Global News asked the government to respond to claims its immigration and border policies are responsible for creating the circumstances that fuel human smuggling.
A spokesperson for Immigration Minister Sean Fraser forwarded comments made by the minister during an interview with CBC on Friday afternoon.
Fraser said the deaths are “heartbreaking” and bring into focus the perils of irregular migration. He also said human smuggling is dangerous and illegal and has no place in Canada.
“There’s an investigation underway and I personally intend to follow it closely,” Fraser said. “To make sure that, to the extent we can learn lessons to prevent this from happening again, we do.”

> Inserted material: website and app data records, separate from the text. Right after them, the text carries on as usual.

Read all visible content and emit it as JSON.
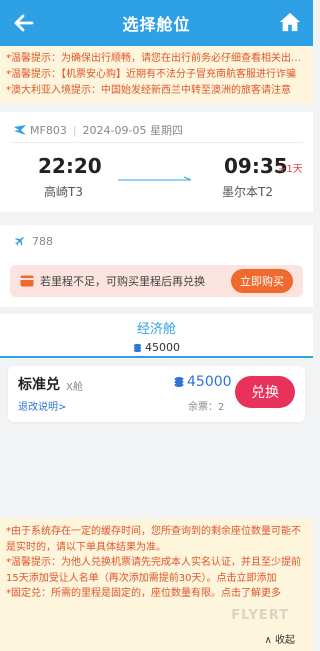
{
  "header": {
    "title": "选择舱位"
  },
  "top_notices": [
    "*温馨提示：为确保出行顺畅，请您在出行前务必仔细查看相关出行要求",
    "*温馨提示：【机票安心购】近期有不法分子冒充南航客服进行诈骗",
    "*澳大利亚入境提示：中国始发经新西兰中转至澳洲的旅客请注意"
  ],
  "flight": {
    "number": "MF803",
    "date": "2024-09-05 星期四",
    "dep_time": "22:20",
    "dep_airport": "高崎T3",
    "arr_time": "09:35",
    "arr_day_offset": "+1天",
    "arr_airport": "墨尔本T2",
    "aircraft": "788"
  },
  "promo": {
    "text": "若里程不足，可购买里程后再兑换",
    "button": "立即购买"
  },
  "cabin": {
    "name": "经济舱",
    "miles": "45000"
  },
  "fare": {
    "name": "标准兑",
    "class": "X舱",
    "policy_link": "退改说明>",
    "miles": "45000",
    "remaining": "余票：2",
    "button": "兑换"
  },
  "bottom_notices": [
    "*由于系统存在一定的缓存时间，您所查询到的剩余座位数量可能不是实时的，请以下单具体结果为准。",
    "*温馨提示：为他人兑换机票请先完成本人实名认证，并且至少提前15天添加受让人名单（再次添加需提前30天）。点击立即添加",
    "*固定兑：所需的里程是固定的，座位数量有限。点击了解更多"
  ],
  "collapse_label": "∧ 收起",
  "watermark": "FLYERT",
  "colors": {
    "header": "#2ea1e6",
    "notice_text": "#e0552b",
    "notice_bg": "#fdf6dc",
    "redeem_button": "#e8325a",
    "buy_button": "#f06a2e",
    "link": "#2e74d6"
  }
}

For Goldring, the circumstances that surround the deaths of the four migrants in Manitoba are tragic but not unexpected. She said it’s entirely predictable that people will die when crossing the border.
The best thing Canada and other countries can do to prevent these kinds of deaths is to be welcoming to migrants — not just those deemed politically acceptable — and help improve conditions around the world so people don’t feel compelled to leave their home countries.
Goldring also said governments need to stop classifying people “according to our ideas of deservedness” and start facilitating the safe movement of people, whether we agree with their reasons or not.
“We can go on about borders and the policies and all this stuff, but it’s real people who freeze and it’s real people who are subject to incredible amounts of risk,” Goldring said. “Blaming them for poor decision-making or blaming smugglers … isn’t going to fix it.”